PROVIDED INFORMATION below:

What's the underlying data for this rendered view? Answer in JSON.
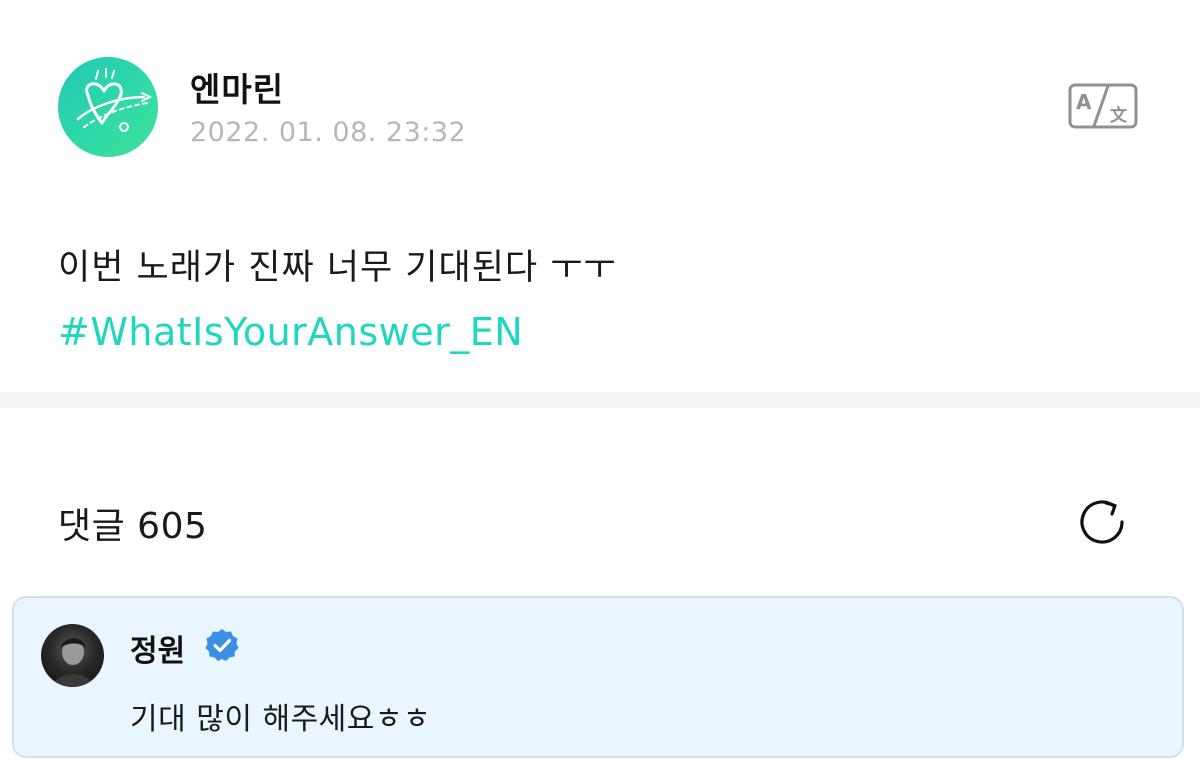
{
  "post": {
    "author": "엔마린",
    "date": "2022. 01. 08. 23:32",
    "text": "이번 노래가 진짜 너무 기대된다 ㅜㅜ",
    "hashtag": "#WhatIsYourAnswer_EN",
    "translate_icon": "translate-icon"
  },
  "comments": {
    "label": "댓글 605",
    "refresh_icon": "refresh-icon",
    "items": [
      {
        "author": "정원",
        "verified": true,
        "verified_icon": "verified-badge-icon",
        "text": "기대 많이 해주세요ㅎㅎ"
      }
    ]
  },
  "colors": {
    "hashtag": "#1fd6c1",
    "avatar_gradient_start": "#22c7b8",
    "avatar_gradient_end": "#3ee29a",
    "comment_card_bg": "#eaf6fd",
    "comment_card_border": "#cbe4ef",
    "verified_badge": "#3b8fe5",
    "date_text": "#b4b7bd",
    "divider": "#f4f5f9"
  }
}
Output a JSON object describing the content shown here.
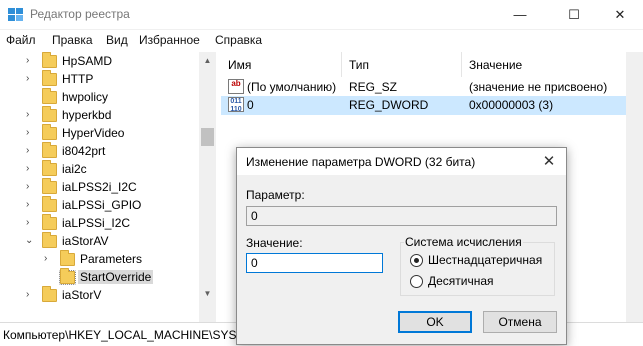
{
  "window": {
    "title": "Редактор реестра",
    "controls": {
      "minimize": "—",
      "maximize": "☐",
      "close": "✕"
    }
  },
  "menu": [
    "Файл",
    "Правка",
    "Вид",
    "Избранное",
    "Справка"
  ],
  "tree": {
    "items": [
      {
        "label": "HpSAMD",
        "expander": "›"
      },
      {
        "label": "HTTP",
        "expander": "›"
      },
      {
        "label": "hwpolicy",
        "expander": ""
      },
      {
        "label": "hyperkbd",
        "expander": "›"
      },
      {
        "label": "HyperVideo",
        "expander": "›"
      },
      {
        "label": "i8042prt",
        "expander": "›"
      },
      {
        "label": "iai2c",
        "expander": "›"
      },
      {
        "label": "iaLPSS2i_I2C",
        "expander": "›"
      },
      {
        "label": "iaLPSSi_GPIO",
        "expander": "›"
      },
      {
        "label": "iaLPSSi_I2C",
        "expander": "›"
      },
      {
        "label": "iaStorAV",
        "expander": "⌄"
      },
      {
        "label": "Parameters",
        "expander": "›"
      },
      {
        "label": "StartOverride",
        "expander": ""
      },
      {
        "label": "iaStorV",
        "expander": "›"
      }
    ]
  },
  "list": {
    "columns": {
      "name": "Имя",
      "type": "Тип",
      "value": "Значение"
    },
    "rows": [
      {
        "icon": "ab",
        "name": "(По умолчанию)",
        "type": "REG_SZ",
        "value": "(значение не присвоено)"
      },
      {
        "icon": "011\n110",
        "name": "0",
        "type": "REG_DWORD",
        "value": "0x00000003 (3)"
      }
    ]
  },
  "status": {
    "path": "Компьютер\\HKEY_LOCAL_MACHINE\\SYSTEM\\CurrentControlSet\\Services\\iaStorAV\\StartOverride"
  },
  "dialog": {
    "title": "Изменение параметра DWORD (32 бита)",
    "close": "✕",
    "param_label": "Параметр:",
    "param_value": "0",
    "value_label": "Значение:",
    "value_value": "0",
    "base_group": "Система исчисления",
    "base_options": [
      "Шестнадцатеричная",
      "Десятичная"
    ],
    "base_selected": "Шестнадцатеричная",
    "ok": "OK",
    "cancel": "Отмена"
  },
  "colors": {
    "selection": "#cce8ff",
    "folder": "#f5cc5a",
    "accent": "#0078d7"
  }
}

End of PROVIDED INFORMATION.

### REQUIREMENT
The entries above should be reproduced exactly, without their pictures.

### REPLY
What's the underlying data for this rendered view? Answer in JSON.
{
  "post": {
    "author": "엔마린",
    "date": "2022. 01. 08. 23:32",
    "text": "이번 노래가 진짜 너무 기대된다 ㅜㅜ",
    "hashtag": "#WhatIsYourAnswer_EN",
    "translate_icon": "translate-icon"
  },
  "comments": {
    "label": "댓글 605",
    "refresh_icon": "refresh-icon",
    "items": [
      {
        "author": "정원",
        "verified": true,
        "verified_icon": "verified-badge-icon",
        "text": "기대 많이 해주세요ㅎㅎ"
      }
    ]
  },
  "colors": {
    "hashtag": "#1fd6c1",
    "avatar_gradient_start": "#22c7b8",
    "avatar_gradient_end": "#3ee29a",
    "comment_card_bg": "#eaf6fd",
    "comment_card_border": "#cbe4ef",
    "verified_badge": "#3b8fe5",
    "date_text": "#b4b7bd",
    "divider": "#f4f5f9"
  }
}
Output a JSON object describing the content shown here.
{
  "window": {
    "title": "Редактор реестра",
    "controls": {
      "minimize": "—",
      "maximize": "☐",
      "close": "✕"
    }
  },
  "menu": [
    "Файл",
    "Правка",
    "Вид",
    "Избранное",
    "Справка"
  ],
  "tree": {
    "items": [
      {
        "label": "HpSAMD",
        "expander": "›"
      },
      {
        "label": "HTTP",
        "expander": "›"
      },
      {
        "label": "hwpolicy",
        "expander": ""
      },
      {
        "label": "hyperkbd",
        "expander": "›"
      },
      {
        "label": "HyperVideo",
        "expander": "›"
      },
      {
        "label": "i8042prt",
        "expander": "›"
      },
      {
        "label": "iai2c",
        "expander": "›"
      },
      {
        "label": "iaLPSS2i_I2C",
        "expander": "›"
      },
      {
        "label": "iaLPSSi_GPIO",
        "expander": "›"
      },
      {
        "label": "iaLPSSi_I2C",
        "expander": "›"
      },
      {
        "label": "iaStorAV",
        "expander": "⌄"
      },
      {
        "label": "Parameters",
        "expander": "›"
      },
      {
        "label": "StartOverride",
        "expander": ""
      },
      {
        "label": "iaStorV",
        "expander": "›"
      }
    ]
  },
  "list": {
    "columns": {
      "name": "Имя",
      "type": "Тип",
      "value": "Значение"
    },
    "rows": [
      {
        "icon": "ab",
        "name": "(По умолчанию)",
        "type": "REG_SZ",
        "value": "(значение не присвоено)"
      },
      {
        "icon": "011\n110",
        "name": "0",
        "type": "REG_DWORD",
        "value": "0x00000003 (3)"
      }
    ]
  },
  "status": {
    "path": "Компьютер\\HKEY_LOCAL_MACHINE\\SYSTEM\\CurrentControlSet\\Services\\iaStorAV\\StartOverride"
  },
  "dialog": {
    "title": "Изменение параметра DWORD (32 бита)",
    "close": "✕",
    "param_label": "Параметр:",
    "param_value": "0",
    "value_label": "Значение:",
    "value_value": "0",
    "base_group": "Система исчисления",
    "base_options": [
      "Шестнадцатеричная",
      "Десятичная"
    ],
    "base_selected": "Шестнадцатеричная",
    "ok": "OK",
    "cancel": "Отмена"
  },
  "colors": {
    "selection": "#cce8ff",
    "folder": "#f5cc5a",
    "accent": "#0078d7"
  }
}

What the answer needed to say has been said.